## INSTRUCTIONS TO FOLLOW
Pull out every line from the listing that has the word "JSON".

## AVAILABLE DATA
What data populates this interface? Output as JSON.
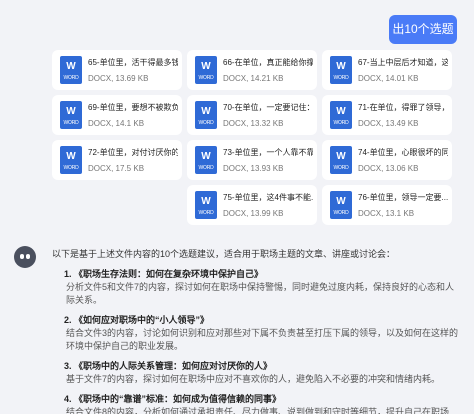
{
  "user_message": "出10个选题",
  "files": [
    {
      "icon_label": "W",
      "icon_type": "WORD",
      "name": "65-单位里，活干得最多钱...",
      "meta": "DOCX, 13.69 KB"
    },
    {
      "icon_label": "W",
      "icon_type": "WORD",
      "name": "66-在单位，真正能给你撑...",
      "meta": "DOCX, 14.21 KB"
    },
    {
      "icon_label": "W",
      "icon_type": "WORD",
      "name": "67-当上中层后才知道，这...",
      "meta": "DOCX, 14.01 KB"
    },
    {
      "icon_label": "W",
      "icon_type": "WORD",
      "name": "69-单位里，要想不被欺负...",
      "meta": "DOCX, 14.1 KB"
    },
    {
      "icon_label": "W",
      "icon_type": "WORD",
      "name": "70-在单位，一定要记住：...",
      "meta": "DOCX, 13.32 KB"
    },
    {
      "icon_label": "W",
      "icon_type": "WORD",
      "name": "71-在单位，得罪了领导，...",
      "meta": "DOCX, 13.49 KB"
    },
    {
      "icon_label": "W",
      "icon_type": "WORD",
      "name": "72-单位里，对付讨厌你的...",
      "meta": "DOCX, 17.5 KB"
    },
    {
      "icon_label": "W",
      "icon_type": "WORD",
      "name": "73-单位里，一个人靠不靠...",
      "meta": "DOCX, 13.93 KB"
    },
    {
      "icon_label": "W",
      "icon_type": "WORD",
      "name": "74-单位里，心眼很坏的同...",
      "meta": "DOCX, 13.06 KB"
    },
    {
      "icon_label": "W",
      "icon_type": "WORD",
      "name": "75-单位里，这4件事不能...",
      "meta": "DOCX, 13.99 KB"
    },
    {
      "icon_label": "W",
      "icon_type": "WORD",
      "name": "76-单位里，领导一定要...",
      "meta": "DOCX, 13.1 KB"
    }
  ],
  "answer": {
    "intro": "以下是基于上述文件内容的10个选题建议，适合用于职场主题的文章、讲座或讨论会：",
    "topics": [
      {
        "title": "1. 《职场生存法则：如何在复杂环境中保护自己》",
        "desc": "分析文件5和文件7的内容，探讨如何在职场中保持警惕，同时避免过度内耗，保持良好的心态和人际关系。"
      },
      {
        "title": "2. 《如何应对职场中的“小人领导”》",
        "desc": "结合文件3的内容，讨论如何识别和应对那些对下属不负责甚至打压下属的领导，以及如何在这样的环境中保护自己的职业发展。"
      },
      {
        "title": "3. 《职场中的人际关系管理：如何应对讨厌你的人》",
        "desc": "基于文件7的内容，探讨如何在职场中应对不喜欢你的人，避免陷入不必要的冲突和情绪内耗。"
      },
      {
        "title": "4. 《职场中的“靠谱”标准：如何成为值得信赖的同事》",
        "desc": "结合文件8的内容，分析如何通过承担责任、尽力做事、说到做到和守时等细节，提升自己在职场"
      }
    ]
  }
}
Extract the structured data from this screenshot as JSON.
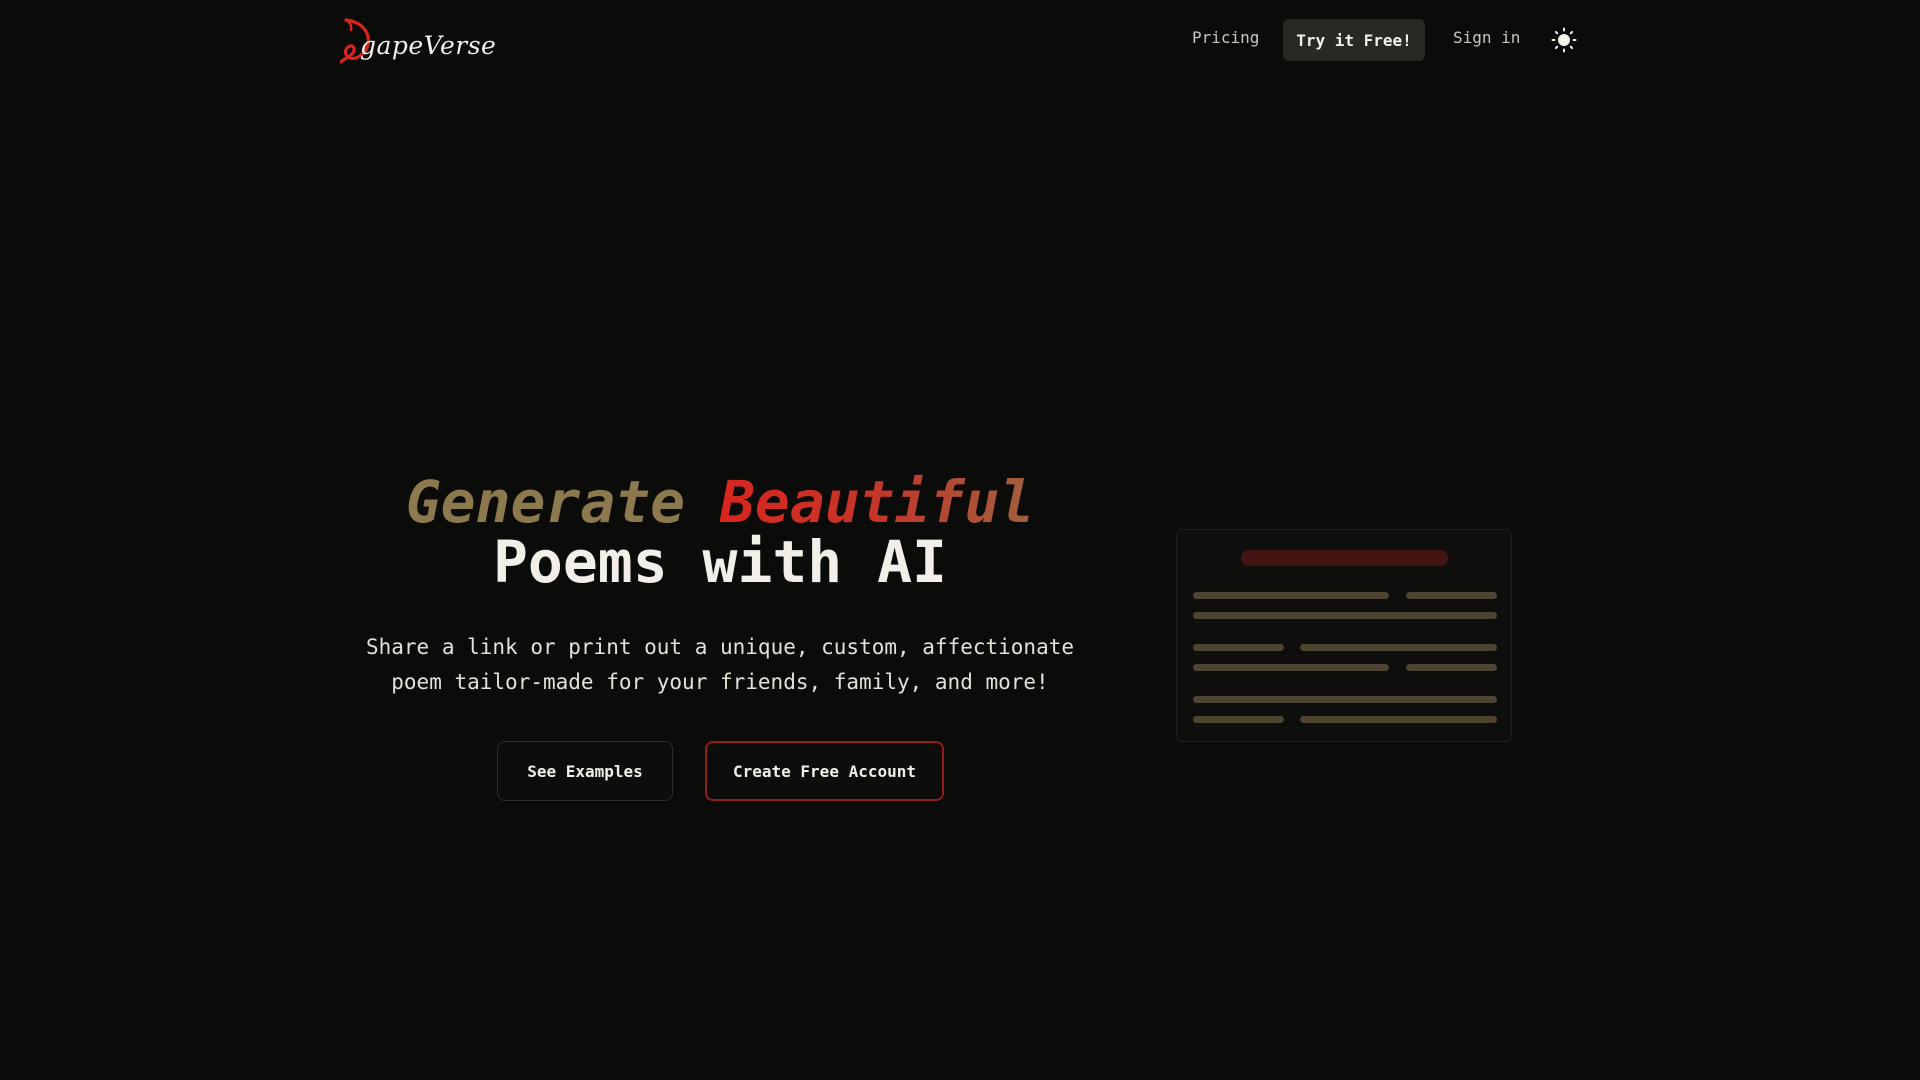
{
  "nav": {
    "logo_text": "gapeVerse",
    "pricing_label": "Pricing",
    "try_label": "Try it Free!",
    "signin_label": "Sign in",
    "theme_icon": "sun-icon"
  },
  "hero": {
    "title_word1": "Generate",
    "title_word2": "Beautiful",
    "title_line2": "Poems with AI",
    "subtitle_line1": "Share a link or print out a unique, custom, affectionate",
    "subtitle_line2": "poem tailor-made for your friends, family, and more!",
    "examples_label": "See Examples",
    "create_label": "Create Free Account"
  },
  "colors": {
    "background": "#0b0b0a",
    "gold": "#8c7a4e",
    "red": "#d8261f",
    "button_dark": "#2a2823",
    "accent_border": "#8e1f1a"
  }
}
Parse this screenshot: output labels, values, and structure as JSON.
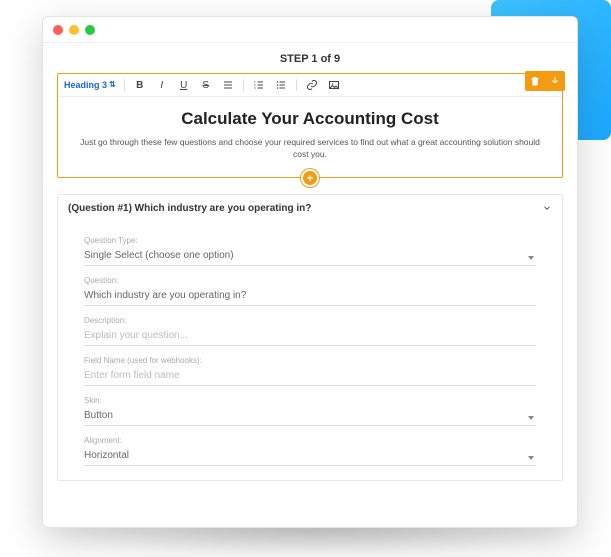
{
  "step_label": "STEP 1 of 9",
  "toolbar": {
    "heading_label": "Heading 3"
  },
  "editor": {
    "title": "Calculate Your Accounting Cost",
    "subtitle": "Just go through these few questions and choose your required services to find out what a great accounting solution should cost you."
  },
  "question": {
    "header": "(Question #1) Which industry are you operating in?",
    "fields": {
      "type": {
        "label": "Question Type:",
        "value": "Single Select (choose one option)"
      },
      "question": {
        "label": "Question:",
        "value": "Which industry are you operating in?"
      },
      "description": {
        "label": "Description:",
        "placeholder": "Explain your question..."
      },
      "fieldname": {
        "label": "Field Name (used for webhooks):",
        "placeholder": "Enter form field name"
      },
      "skin": {
        "label": "Skin:",
        "value": "Button"
      },
      "alignment": {
        "label": "Alignment:",
        "value": "Horizontal"
      }
    }
  }
}
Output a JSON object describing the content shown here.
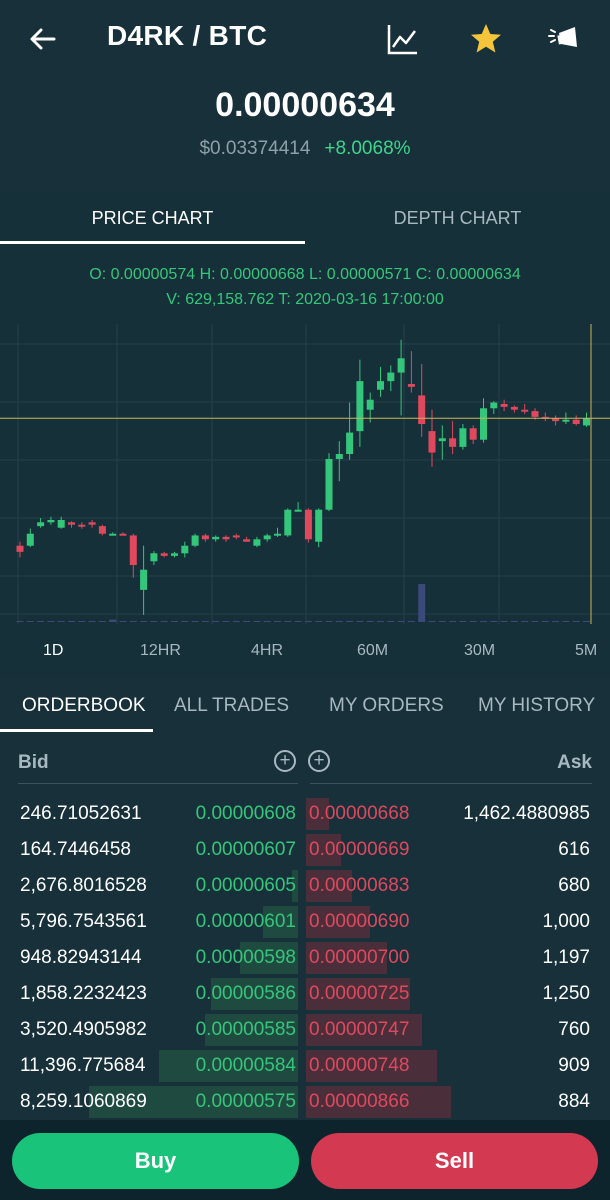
{
  "header": {
    "pair": "D4RK / BTC",
    "icons": [
      "back-arrow-icon",
      "line-chart-icon",
      "star-icon",
      "megaphone-icon"
    ],
    "star_color": "#f4c53b"
  },
  "ticker": {
    "price": "0.00000634",
    "usd_price": "$0.03374414",
    "change": "+8.0068%"
  },
  "chart_tabs": [
    "PRICE CHART",
    "DEPTH CHART"
  ],
  "ohlc": {
    "line1": "O:  0.00000574  H:  0.00000668  L:  0.00000571  C:  0.00000634",
    "line2": "V:  629,158.762  T:  2020-03-16 17:00:00"
  },
  "timeframes": [
    "1D",
    "12HR",
    "4HR",
    "60M",
    "30M",
    "5M"
  ],
  "orderbook_tabs": [
    "ORDERBOOK",
    "ALL TRADES",
    "MY ORDERS",
    "MY HISTORY"
  ],
  "orderbook": {
    "bid_label": "Bid",
    "ask_label": "Ask",
    "rows": [
      {
        "bid_qty": "246.71052631",
        "bid_price": "0.00000608",
        "ask_price": "0.00000668",
        "ask_qty": "1,462.4880985",
        "bid_depth": 0.0,
        "ask_depth": 0.08
      },
      {
        "bid_qty": "164.7446458",
        "bid_price": "0.00000607",
        "ask_price": "0.00000669",
        "ask_qty": "616",
        "bid_depth": 0.0,
        "ask_depth": 0.12
      },
      {
        "bid_qty": "2,676.8016528",
        "bid_price": "0.00000605",
        "ask_price": "0.00000683",
        "ask_qty": "680",
        "bid_depth": 0.02,
        "ask_depth": 0.16
      },
      {
        "bid_qty": "5,796.7543561",
        "bid_price": "0.00000601",
        "ask_price": "0.00000690",
        "ask_qty": "1,000",
        "bid_depth": 0.12,
        "ask_depth": 0.22
      },
      {
        "bid_qty": "948.82943144",
        "bid_price": "0.00000598",
        "ask_price": "0.00000700",
        "ask_qty": "1,197",
        "bid_depth": 0.2,
        "ask_depth": 0.28
      },
      {
        "bid_qty": "1,858.2232423",
        "bid_price": "0.00000586",
        "ask_price": "0.00000725",
        "ask_qty": "1,250",
        "bid_depth": 0.3,
        "ask_depth": 0.36
      },
      {
        "bid_qty": "3,520.4905982",
        "bid_price": "0.00000585",
        "ask_price": "0.00000747",
        "ask_qty": "760",
        "bid_depth": 0.32,
        "ask_depth": 0.4
      },
      {
        "bid_qty": "11,396.775684",
        "bid_price": "0.00000584",
        "ask_price": "0.00000748",
        "ask_qty": "909",
        "bid_depth": 0.48,
        "ask_depth": 0.45
      },
      {
        "bid_qty": "8,259.1060869",
        "bid_price": "0.00000575",
        "ask_price": "0.00000866",
        "ask_qty": "884",
        "bid_depth": 0.72,
        "ask_depth": 0.5
      }
    ]
  },
  "actions": {
    "buy": "Buy",
    "sell": "Sell"
  },
  "colors": {
    "up": "#34c77b",
    "down": "#e0485e",
    "background": "#17303a",
    "buy": "#19c37a",
    "sell": "#d33a52"
  },
  "chart_data": {
    "type": "candlestick",
    "current_price": 6.34e-06,
    "candles": [
      {
        "o": 5.448e-06,
        "h": 5.476e-06,
        "l": 5.366e-06,
        "c": 5.405e-06
      },
      {
        "o": 5.448e-06,
        "h": 5.568e-06,
        "l": 5.438e-06,
        "c": 5.532e-06
      },
      {
        "o": 5.585e-06,
        "h": 5.642e-06,
        "l": 5.574e-06,
        "c": 5.612e-06
      },
      {
        "o": 5.612e-06,
        "h": 5.651e-06,
        "l": 5.595e-06,
        "c": 5.628e-06
      },
      {
        "o": 5.574e-06,
        "h": 5.651e-06,
        "l": 5.567e-06,
        "c": 5.628e-06
      },
      {
        "o": 5.612e-06,
        "h": 5.62e-06,
        "l": 5.574e-06,
        "c": 5.595e-06
      },
      {
        "o": 5.595e-06,
        "h": 5.612e-06,
        "l": 5.567e-06,
        "c": 5.585e-06
      },
      {
        "o": 5.612e-06,
        "h": 5.628e-06,
        "l": 5.574e-06,
        "c": 5.595e-06
      },
      {
        "o": 5.585e-06,
        "h": 5.595e-06,
        "l": 5.52e-06,
        "c": 5.532e-06
      },
      {
        "o": 5.532e-06,
        "h": 5.542e-06,
        "l": 5.532e-06,
        "c": 5.532e-06
      },
      {
        "o": 5.532e-06,
        "h": 5.542e-06,
        "l": 5.52e-06,
        "c": 5.52e-06
      },
      {
        "o": 5.52e-06,
        "h": 5.532e-06,
        "l": 5.224e-06,
        "c": 5.313e-06
      },
      {
        "o": 5.139e-06,
        "h": 5.448e-06,
        "l": 4.964e-06,
        "c": 5.28e-06
      },
      {
        "o": 5.339e-06,
        "h": 5.41e-06,
        "l": 5.313e-06,
        "c": 5.395e-06
      },
      {
        "o": 5.395e-06,
        "h": 5.405e-06,
        "l": 5.366e-06,
        "c": 5.377e-06
      },
      {
        "o": 5.377e-06,
        "h": 5.405e-06,
        "l": 5.366e-06,
        "c": 5.395e-06
      },
      {
        "o": 5.395e-06,
        "h": 5.476e-06,
        "l": 5.366e-06,
        "c": 5.448e-06
      },
      {
        "o": 5.448e-06,
        "h": 5.532e-06,
        "l": 5.438e-06,
        "c": 5.52e-06
      },
      {
        "o": 5.52e-06,
        "h": 5.532e-06,
        "l": 5.476e-06,
        "c": 5.493e-06
      },
      {
        "o": 5.493e-06,
        "h": 5.52e-06,
        "l": 5.476e-06,
        "c": 5.51e-06
      },
      {
        "o": 5.51e-06,
        "h": 5.52e-06,
        "l": 5.476e-06,
        "c": 5.493e-06
      },
      {
        "o": 5.52e-06,
        "h": 5.532e-06,
        "l": 5.493e-06,
        "c": 5.51e-06
      },
      {
        "o": 5.493e-06,
        "h": 5.51e-06,
        "l": 5.476e-06,
        "c": 5.476e-06
      },
      {
        "o": 5.448e-06,
        "h": 5.51e-06,
        "l": 5.438e-06,
        "c": 5.493e-06
      },
      {
        "o": 5.493e-06,
        "h": 5.532e-06,
        "l": 5.476e-06,
        "c": 5.52e-06
      },
      {
        "o": 5.52e-06,
        "h": 5.574e-06,
        "l": 5.51e-06,
        "c": 5.532e-06
      },
      {
        "o": 5.52e-06,
        "h": 5.71e-06,
        "l": 5.51e-06,
        "c": 5.7e-06
      },
      {
        "o": 5.7e-06,
        "h": 5.753e-06,
        "l": 5.69e-06,
        "c": 5.7e-06
      },
      {
        "o": 5.7e-06,
        "h": 5.71e-06,
        "l": 5.47e-06,
        "c": 5.493e-06
      },
      {
        "o": 5.476e-06,
        "h": 5.71e-06,
        "l": 5.438e-06,
        "c": 5.7e-06
      },
      {
        "o": 5.7e-06,
        "h": 6.095e-06,
        "l": 5.69e-06,
        "c": 6.055e-06
      },
      {
        "o": 6.055e-06,
        "h": 6.18e-06,
        "l": 5.9e-06,
        "c": 6.09e-06
      },
      {
        "o": 6.09e-06,
        "h": 6.45e-06,
        "l": 6.05e-06,
        "c": 6.24e-06
      },
      {
        "o": 6.25e-06,
        "h": 6.75e-06,
        "l": 6.14e-06,
        "c": 6.6e-06
      },
      {
        "o": 6.4e-06,
        "h": 6.52e-06,
        "l": 6.31e-06,
        "c": 6.47e-06
      },
      {
        "o": 6.54e-06,
        "h": 6.7e-06,
        "l": 6.49e-06,
        "c": 6.6e-06
      },
      {
        "o": 6.6e-06,
        "h": 6.71e-06,
        "l": 6.53e-06,
        "c": 6.66e-06
      },
      {
        "o": 6.66e-06,
        "h": 6.89e-06,
        "l": 6.36e-06,
        "c": 6.76e-06
      },
      {
        "o": 6.58e-06,
        "h": 6.81e-06,
        "l": 6.52e-06,
        "c": 6.56e-06
      },
      {
        "o": 6.5e-06,
        "h": 6.72e-06,
        "l": 6.21e-06,
        "c": 6.3e-06
      },
      {
        "o": 6.25e-06,
        "h": 6.4e-06,
        "l": 6e-06,
        "c": 6.1e-06
      },
      {
        "o": 6.18e-06,
        "h": 6.29e-06,
        "l": 6.05e-06,
        "c": 6.2e-06
      },
      {
        "o": 6.2e-06,
        "h": 6.32e-06,
        "l": 6.09e-06,
        "c": 6.14e-06
      },
      {
        "o": 6.14e-06,
        "h": 6.3e-06,
        "l": 6.12e-06,
        "c": 6.27e-06
      },
      {
        "o": 6.27e-06,
        "h": 6.29e-06,
        "l": 6.16e-06,
        "c": 6.19e-06
      },
      {
        "o": 6.19e-06,
        "h": 6.48e-06,
        "l": 6.17e-06,
        "c": 6.41e-06
      },
      {
        "o": 6.41e-06,
        "h": 6.46e-06,
        "l": 6.37e-06,
        "c": 6.45e-06
      },
      {
        "o": 6.44e-06,
        "h": 6.47e-06,
        "l": 6.39e-06,
        "c": 6.42e-06
      },
      {
        "o": 6.42e-06,
        "h": 6.43e-06,
        "l": 6.38e-06,
        "c": 6.4e-06
      },
      {
        "o": 6.4e-06,
        "h": 6.44e-06,
        "l": 6.37e-06,
        "c": 6.39e-06
      },
      {
        "o": 6.39e-06,
        "h": 6.41e-06,
        "l": 6.33e-06,
        "c": 6.35e-06
      },
      {
        "o": 6.35e-06,
        "h": 6.38e-06,
        "l": 6.32e-06,
        "c": 6.34e-06
      },
      {
        "o": 6.34e-06,
        "h": 6.36e-06,
        "l": 6.29e-06,
        "c": 6.32e-06
      },
      {
        "o": 6.32e-06,
        "h": 6.38e-06,
        "l": 6.3e-06,
        "c": 6.33e-06
      },
      {
        "o": 6.33e-06,
        "h": 6.36e-06,
        "l": 6.29e-06,
        "c": 6.3e-06
      },
      {
        "o": 6.29e-06,
        "h": 6.38e-06,
        "l": 6.28e-06,
        "c": 6.34e-06
      }
    ],
    "volumes": [
      0,
      0,
      0,
      0,
      0,
      0,
      0,
      0,
      0.02,
      0.06,
      0.02,
      0,
      0,
      0,
      0,
      0,
      0,
      0,
      0,
      0,
      0.01,
      0.01,
      0.01,
      0.01,
      0.01,
      0.01,
      0.01,
      0.01,
      0.01,
      0.01,
      0.01,
      0.01,
      0.01,
      0.01,
      0.01,
      0.01,
      0.01,
      0.01,
      0.01,
      0.01,
      0.01,
      0.01,
      0.01,
      0.01,
      0.01,
      0.01,
      0.01,
      0.01,
      0.01,
      0.01,
      0.01,
      0.01,
      0.01,
      0.01,
      0.01,
      0.01
    ],
    "volume_spike_index": 39,
    "volume_spike_value": 0.95
  }
}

## ANSWER FOR THE TASK
What data populates this interface? Output as JSON.
Extract the structured data from this screenshot as JSON.
Parse this screenshot: output labels, values, and structure as JSON.
Output a JSON object describing the content shown here.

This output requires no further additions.